The Court of Appeal has rejected the argument that music making in Britain will be adversely affected due to a successful claim for compensation from a musician, who plays in the orchestra for the Royal Opera House, after their hearing was damaged by exposure to the noise of brass instruments.
The musician is a professional viola player and was positioned right in front of the brass section when the orchestra was rehearsing the famous piece from Wagner entitled ‘Ring Cycle’. Being in the confined space of the orchestra pit the musician had the principal trumpet next to his head and the sound emitted from it was enough to cause intense pain in his right ear. He was able to complete the rehearsal however was suffering from confusion afterwards.
This experience left him with an extreme sensitivity to noise which meant he could even stand the sound of his own instrument as well as suffering dizziness so he had to retire from playing the viola and any form of music career. He also decided to move to the country for the peace and quiet as everyday noises in a busy city environment meant pain and discomfort.
Solicitors initiated court proceedings on his behalf and a judge subsequently found that the Royal Opera House had failed to comply with its obligations under the Control of Noise at Work Regulations 2005. It was found that the noise levels musicians were exposed to during rehearsals was at least four times the recommended noise level.
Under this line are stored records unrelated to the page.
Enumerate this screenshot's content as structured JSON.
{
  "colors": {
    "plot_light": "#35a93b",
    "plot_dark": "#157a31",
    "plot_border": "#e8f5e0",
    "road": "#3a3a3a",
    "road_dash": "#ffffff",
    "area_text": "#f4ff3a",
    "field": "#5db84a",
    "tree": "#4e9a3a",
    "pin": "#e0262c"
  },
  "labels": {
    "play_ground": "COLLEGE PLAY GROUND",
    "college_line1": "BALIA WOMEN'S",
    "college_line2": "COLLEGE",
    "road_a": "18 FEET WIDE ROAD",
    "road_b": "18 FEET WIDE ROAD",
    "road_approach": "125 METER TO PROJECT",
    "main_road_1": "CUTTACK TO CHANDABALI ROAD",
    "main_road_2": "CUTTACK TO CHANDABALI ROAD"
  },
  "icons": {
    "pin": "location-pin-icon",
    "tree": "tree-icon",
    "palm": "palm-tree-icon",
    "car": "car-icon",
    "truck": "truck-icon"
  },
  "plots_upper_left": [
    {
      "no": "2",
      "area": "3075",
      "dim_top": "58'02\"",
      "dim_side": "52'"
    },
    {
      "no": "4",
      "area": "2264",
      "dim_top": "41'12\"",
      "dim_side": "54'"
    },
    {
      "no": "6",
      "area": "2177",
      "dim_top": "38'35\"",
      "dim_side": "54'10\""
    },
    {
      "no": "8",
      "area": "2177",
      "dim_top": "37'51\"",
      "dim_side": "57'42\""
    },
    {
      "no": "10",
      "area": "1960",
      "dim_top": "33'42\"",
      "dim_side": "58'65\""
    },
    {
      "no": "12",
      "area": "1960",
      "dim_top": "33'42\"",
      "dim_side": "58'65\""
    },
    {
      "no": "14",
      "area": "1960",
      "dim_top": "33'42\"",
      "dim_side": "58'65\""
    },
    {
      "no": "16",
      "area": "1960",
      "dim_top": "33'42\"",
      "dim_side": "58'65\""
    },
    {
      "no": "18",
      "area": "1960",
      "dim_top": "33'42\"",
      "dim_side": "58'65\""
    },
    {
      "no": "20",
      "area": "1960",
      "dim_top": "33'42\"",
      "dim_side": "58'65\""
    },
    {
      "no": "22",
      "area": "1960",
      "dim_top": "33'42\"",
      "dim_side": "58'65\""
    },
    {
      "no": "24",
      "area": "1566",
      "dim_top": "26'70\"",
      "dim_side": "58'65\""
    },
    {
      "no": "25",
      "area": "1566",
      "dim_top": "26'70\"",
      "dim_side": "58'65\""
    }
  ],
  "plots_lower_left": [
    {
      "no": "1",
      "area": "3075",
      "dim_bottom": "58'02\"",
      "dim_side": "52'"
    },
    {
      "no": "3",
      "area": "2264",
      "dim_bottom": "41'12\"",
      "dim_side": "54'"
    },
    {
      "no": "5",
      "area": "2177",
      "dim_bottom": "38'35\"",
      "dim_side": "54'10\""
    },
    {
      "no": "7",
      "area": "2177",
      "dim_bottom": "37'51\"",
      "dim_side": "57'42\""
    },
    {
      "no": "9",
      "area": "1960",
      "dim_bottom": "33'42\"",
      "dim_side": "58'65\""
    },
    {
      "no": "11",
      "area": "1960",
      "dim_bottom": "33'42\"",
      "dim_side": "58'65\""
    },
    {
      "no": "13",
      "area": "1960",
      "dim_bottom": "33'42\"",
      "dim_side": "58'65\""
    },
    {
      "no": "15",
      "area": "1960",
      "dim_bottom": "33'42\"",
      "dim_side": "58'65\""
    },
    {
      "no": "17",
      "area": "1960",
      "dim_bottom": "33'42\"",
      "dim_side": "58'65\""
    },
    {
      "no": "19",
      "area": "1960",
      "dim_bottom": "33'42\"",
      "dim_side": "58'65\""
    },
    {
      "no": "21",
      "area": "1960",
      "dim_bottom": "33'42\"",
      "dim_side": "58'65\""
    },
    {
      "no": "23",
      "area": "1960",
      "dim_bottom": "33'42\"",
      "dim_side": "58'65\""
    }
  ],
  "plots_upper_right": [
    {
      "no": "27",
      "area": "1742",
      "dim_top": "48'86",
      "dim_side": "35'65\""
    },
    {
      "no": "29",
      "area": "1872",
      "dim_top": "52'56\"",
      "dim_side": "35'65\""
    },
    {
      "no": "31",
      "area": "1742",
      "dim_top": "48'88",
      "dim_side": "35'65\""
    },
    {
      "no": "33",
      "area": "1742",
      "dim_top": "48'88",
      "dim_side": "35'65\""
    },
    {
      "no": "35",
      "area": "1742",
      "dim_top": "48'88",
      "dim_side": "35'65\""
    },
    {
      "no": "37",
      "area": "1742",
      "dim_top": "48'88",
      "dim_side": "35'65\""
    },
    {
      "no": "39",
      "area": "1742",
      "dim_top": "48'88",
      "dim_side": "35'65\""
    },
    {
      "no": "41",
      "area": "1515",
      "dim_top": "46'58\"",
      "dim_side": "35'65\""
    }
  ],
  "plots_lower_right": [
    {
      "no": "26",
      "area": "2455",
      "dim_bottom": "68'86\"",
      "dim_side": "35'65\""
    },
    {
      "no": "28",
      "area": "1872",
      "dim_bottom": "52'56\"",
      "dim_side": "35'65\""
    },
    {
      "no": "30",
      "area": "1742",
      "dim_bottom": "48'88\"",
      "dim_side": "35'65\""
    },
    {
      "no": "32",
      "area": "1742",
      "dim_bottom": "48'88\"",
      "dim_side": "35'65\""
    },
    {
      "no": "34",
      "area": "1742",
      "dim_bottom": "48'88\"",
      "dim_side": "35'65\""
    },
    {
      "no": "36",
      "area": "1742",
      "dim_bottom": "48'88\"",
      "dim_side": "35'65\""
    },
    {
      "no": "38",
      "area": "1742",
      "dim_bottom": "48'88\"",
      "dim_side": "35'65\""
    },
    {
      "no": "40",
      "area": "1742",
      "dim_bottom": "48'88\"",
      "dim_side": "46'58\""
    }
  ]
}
The Court dismissed the Royal Opera House’s challenge to the ruling. The judge found that it had failed in its duty to take the necessary steps to reduce the noise levels in the orchestra pit to as low a level as was reasonably practicable. It was particularly significant that noise levels were significantly reduced after the musician went off sick and the pit was reconfigured, splitting up the brass instruments.
The Royal Opera House, along with other musical bodies, had expressed concerns about the possible wider ramifications of ruling in the musician’s favour. They raised the prospect of the repertoire of the Royal Opera House being confined to less noisy works and the curtailment of musical activities in concert halls, theatres and schools.
The Court, however, did not agree that such a negative scenario reflected a proper understanding of its decision. For most venues, space would not be the problem that it is for the Royal Opera House and the evidence showed that a reasonably small repositioning of the orchestra had already markedly reduced noise levels.
The amount of the musician’s compensation will be assessed at a further hearing.